Despite tragedy and persecution, a vibrant underground church is growing in Iran. After an earthquake devastated Bam, Western churches sent relief to the Iranian city. With the situation in Bam opening doors previously shut, missions leaders believe the compassionate response of the worldwide church to the disaster could be a catalyst for the nation's explosive church growth. Today, the church in Iran is growing. Missions experts estimate 20,000-30,000 indigenous evangelical and Pentecostal believers today, most of them from Muslim backgrounds. Some experts -- citing an unknown number of "secret" believers -- claim the true figure could be much higher. "In the last 20 years, more Iranians have come to Christ compared to the last 14 centuries," Lazarus Yeghnazar, an Iranian-born evangelist, said. "They are hungry to learn, eager to discuss the Bible and, in particular, Jesus. They're searching for the truth," explained Tom White, director of The Voice of the Martyrs. He noted that the courage and spiritual passion of Iranian believers is a key factor in the "spontaneous growth" of Iran's house-church movement. Driven underground by persecution, thousands of Iranian Christians -- as many as 30,000-- meet in homes. They switch locations to avoid detection. Although violent persecution has subsided, conversion to Christianity during the last decade has resulted in beating, imprisonment, torture and even execution.
Attempts to Protect Marriage Can Work

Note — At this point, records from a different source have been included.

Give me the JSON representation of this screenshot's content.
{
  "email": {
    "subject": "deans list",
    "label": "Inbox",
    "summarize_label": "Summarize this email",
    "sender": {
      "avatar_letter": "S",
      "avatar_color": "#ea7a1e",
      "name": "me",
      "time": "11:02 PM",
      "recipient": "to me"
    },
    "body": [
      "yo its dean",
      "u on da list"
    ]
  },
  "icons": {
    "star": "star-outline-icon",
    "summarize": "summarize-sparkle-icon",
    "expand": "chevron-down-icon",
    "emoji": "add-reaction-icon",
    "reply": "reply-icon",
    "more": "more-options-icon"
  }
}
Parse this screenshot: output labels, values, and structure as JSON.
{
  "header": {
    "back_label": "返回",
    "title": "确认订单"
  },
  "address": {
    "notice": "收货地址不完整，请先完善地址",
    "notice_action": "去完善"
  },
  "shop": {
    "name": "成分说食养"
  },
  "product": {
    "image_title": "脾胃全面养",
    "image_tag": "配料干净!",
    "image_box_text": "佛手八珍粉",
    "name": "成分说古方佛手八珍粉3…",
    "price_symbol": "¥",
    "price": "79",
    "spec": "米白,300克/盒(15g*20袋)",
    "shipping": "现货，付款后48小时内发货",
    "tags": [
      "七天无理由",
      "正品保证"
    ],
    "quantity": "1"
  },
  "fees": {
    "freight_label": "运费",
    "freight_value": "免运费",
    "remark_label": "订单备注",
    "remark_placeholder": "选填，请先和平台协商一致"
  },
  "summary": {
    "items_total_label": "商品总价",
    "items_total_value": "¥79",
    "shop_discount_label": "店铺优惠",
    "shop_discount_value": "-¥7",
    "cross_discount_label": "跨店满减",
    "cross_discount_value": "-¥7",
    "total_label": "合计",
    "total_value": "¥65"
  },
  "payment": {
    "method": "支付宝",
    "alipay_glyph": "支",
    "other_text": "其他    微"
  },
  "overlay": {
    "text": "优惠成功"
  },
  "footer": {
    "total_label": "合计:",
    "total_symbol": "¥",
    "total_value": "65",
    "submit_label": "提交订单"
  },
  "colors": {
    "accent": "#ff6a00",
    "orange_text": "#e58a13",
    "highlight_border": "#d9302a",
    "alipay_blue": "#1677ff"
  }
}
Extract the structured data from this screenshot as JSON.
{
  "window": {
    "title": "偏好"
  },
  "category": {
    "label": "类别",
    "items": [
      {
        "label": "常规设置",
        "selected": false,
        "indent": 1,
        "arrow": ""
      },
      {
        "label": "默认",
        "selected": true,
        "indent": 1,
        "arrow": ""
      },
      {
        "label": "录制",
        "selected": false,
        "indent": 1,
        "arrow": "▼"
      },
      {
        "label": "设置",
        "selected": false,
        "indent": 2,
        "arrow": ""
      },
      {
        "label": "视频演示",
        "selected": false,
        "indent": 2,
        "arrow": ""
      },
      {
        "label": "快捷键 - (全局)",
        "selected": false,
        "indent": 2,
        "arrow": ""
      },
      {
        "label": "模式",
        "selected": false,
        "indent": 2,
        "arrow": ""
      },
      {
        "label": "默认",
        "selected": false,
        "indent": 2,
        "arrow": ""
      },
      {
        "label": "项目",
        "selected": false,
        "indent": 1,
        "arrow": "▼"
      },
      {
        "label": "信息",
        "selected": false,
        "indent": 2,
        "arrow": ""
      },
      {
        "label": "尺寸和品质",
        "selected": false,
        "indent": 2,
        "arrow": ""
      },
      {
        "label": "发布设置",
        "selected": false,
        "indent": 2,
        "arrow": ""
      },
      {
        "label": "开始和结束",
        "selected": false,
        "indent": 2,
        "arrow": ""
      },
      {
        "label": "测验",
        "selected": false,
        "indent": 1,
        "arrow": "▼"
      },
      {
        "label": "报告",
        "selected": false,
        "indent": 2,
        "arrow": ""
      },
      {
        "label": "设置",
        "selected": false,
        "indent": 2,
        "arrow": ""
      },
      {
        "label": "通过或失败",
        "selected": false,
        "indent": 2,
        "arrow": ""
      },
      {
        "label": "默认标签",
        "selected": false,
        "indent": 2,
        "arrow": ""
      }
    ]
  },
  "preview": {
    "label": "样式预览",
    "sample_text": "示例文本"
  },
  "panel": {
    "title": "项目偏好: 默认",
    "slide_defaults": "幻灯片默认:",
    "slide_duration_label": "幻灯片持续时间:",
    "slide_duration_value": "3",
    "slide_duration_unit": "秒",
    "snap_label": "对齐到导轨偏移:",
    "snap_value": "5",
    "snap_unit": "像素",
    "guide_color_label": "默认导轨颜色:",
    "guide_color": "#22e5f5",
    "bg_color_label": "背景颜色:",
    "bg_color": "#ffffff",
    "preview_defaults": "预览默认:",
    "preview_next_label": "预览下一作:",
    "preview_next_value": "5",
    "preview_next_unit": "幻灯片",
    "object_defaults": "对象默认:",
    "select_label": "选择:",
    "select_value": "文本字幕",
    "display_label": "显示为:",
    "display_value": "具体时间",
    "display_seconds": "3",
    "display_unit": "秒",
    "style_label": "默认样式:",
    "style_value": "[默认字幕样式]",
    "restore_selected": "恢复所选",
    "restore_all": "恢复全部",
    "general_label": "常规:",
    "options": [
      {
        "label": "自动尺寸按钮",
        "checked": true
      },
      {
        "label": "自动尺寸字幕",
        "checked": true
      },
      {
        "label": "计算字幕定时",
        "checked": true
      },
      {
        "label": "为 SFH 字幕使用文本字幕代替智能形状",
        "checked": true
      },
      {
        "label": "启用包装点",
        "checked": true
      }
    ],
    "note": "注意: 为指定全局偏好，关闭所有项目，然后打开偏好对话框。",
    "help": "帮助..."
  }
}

A new study shows that when clergy in a community agree to work harder to preserve marriage, they can do just that. Ministers in 185 cities across the U.S. have signed on to a Community Marriage Policy (CMP), in which they make a commitment to make marriage preparation more intensive, enrich existing marriages, and aid troubled ones. These CMPs are the brainchild of Mike and Harriet McManus, who began an organization called Marriage Savers in 1997, in an attempt to help churches halt the high number of divorces that afflict the Christian community. The Institute for Research and Evaluation compared cities that had instituted CMPs with cities in which clergy had no such policy. Over a seven-year period, non-CMP cities saw their divorce rates fall 9.4 percent while CMP cities recorded an average 17.5 percent drop. "The results are important, not because of their magnitude, which is modest, but because there are any results at all," said Dr. Stan Weed, president of the Institute. "The deck was stacked against finding a program effect...There's wide variation in program implementation. The proportion of signed congregations is often small, while the data is county-wide. Serious training of mentor couples began in 1998. Under these conditions, finding a significant program effect is actually pretty surprising." Weed estimated that perhaps as many as 50,000 divorces were averted.
Pentecostal Minister Promotes 'God's Agenda' as Elected Official
Charisma News Service
A Pentecostal minister in Michigan says she seeks to promote "God's agenda" as an elected official. State Rep. Triette Reeves supports traditional marriage and hopes to use her position to strengthen families. Though Reeves is a Democrat, conservative, pro-family groups count on her to vote against abortion. It's something she describes as a "strange alliance," one that surfaces only when she is addressing moral concerns. Issues that affect the poor and disenfranchised are often sources of contention, as Reeves, 38, has also devoted much of her tenure to supporting forums on maternal and infant health care, affirmative action and legislation that would establish a prescription-drug program for seniors in the state. "She is serious in response to her call to ministry and politics to be an advocate for the poor, women and marginal people, lifting up their rights and responsibilities as a voice of God," Tony Curtis Henderson, an adjunct instructor at the Detroit extension of Atlanta's Interdenominational Theological Center, said. A married mother of three and an associate minister at True Believers, a Pentecostal church in Detroit, Reeves believes her call is to promote God's will as a public official. She believes Christians should be engaged -- "not in politics, but a Christian's role is to be God's prophetic voice to political leaders, the community and have an agenda that promotes God's will."